Monday November 19, 2012
As the rainy season approaches, all the oil, grease and sediment that accumulated on streets and sidewalks throughout the summer and fall is washed down city storm pipes and drainage ditches. Many people are under the impression that the water is piped directly to a treatment facility or even a ponding basin, however the water is usually not treated or filtered, and is discharged directly into the nearest body of water. Issues associated with untreated stormwater have been on the rise in recent years. When the Clean Water Act was amended in 1972, non-point source pollution (which comes from many diffuse sources) was not a great concern, but as population densities have increased, so has the amount of runoff created by impervious surfaces such as buildings and roads. Today, non-point source pollution is becoming a leading threat to the environment.

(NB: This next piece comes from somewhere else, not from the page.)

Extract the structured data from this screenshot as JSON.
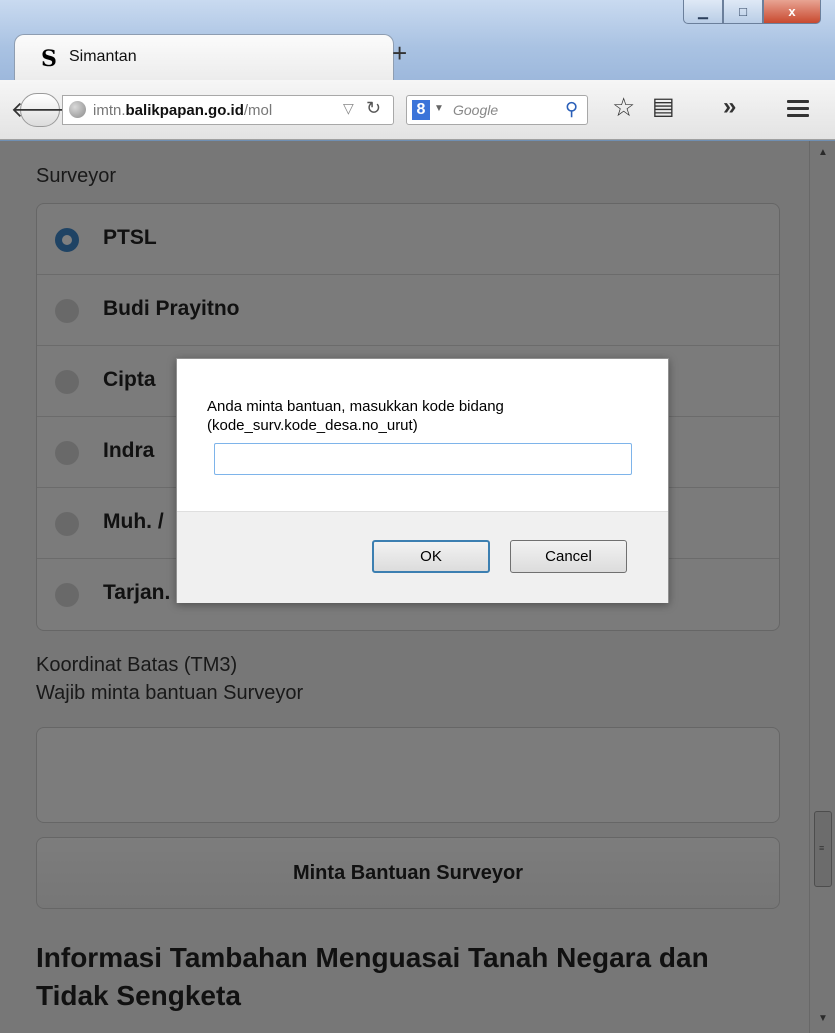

Jenifer McIntyre, a doctoral candidate at University of Washington, and her research team have been studying the effects of toxic runoff on fish and are looking for ways to improve water quality before it enters the Puget Sound. During rain events they collected water samples from the streets of Seattle and took them back to the lab where they had set up a rain garden designed to simulate how water is filtered in the natural environment. Part of the sample was filtered through the soil in the rain garden. Then, the filtered and unfiltered samples were placed in tanks along with juvenile coho salmon to study the response over a four-day period. The fish that were placed in the unfiltered storm runoff were dead within twelve hours, while the fish in the filtered runoff continued to survive. The study showed that it is possible for simple solutions, such as rain gardens, to increase the quality of water that is entering the ecosystem.
Efforts to restore dwindling stocks of natural populations of salmonids may be compromised by the runoff that will increase as human populations continue to rise and create new impermeable landscapes. Rain gardens and trees can help alleviate the amount of surface runoff that reaches rivers, but are not enough to account for all the runoff created by impervious surfaces. Infiltration or ponding basins can be used to collect excess urban runoff containing toxic chemicals. As the water is absorbed, the soil filters the pollutants and the groundwater is recharged. In newer developments these basins are more common, but there are still many cases where older developments need to be updated to accommodate modern expansion. This movement isn’t just among the urban planners; homeowners throughout California are getting involved by designing river-friendly landscapes, which beautify their garden while protecting the local wildlife.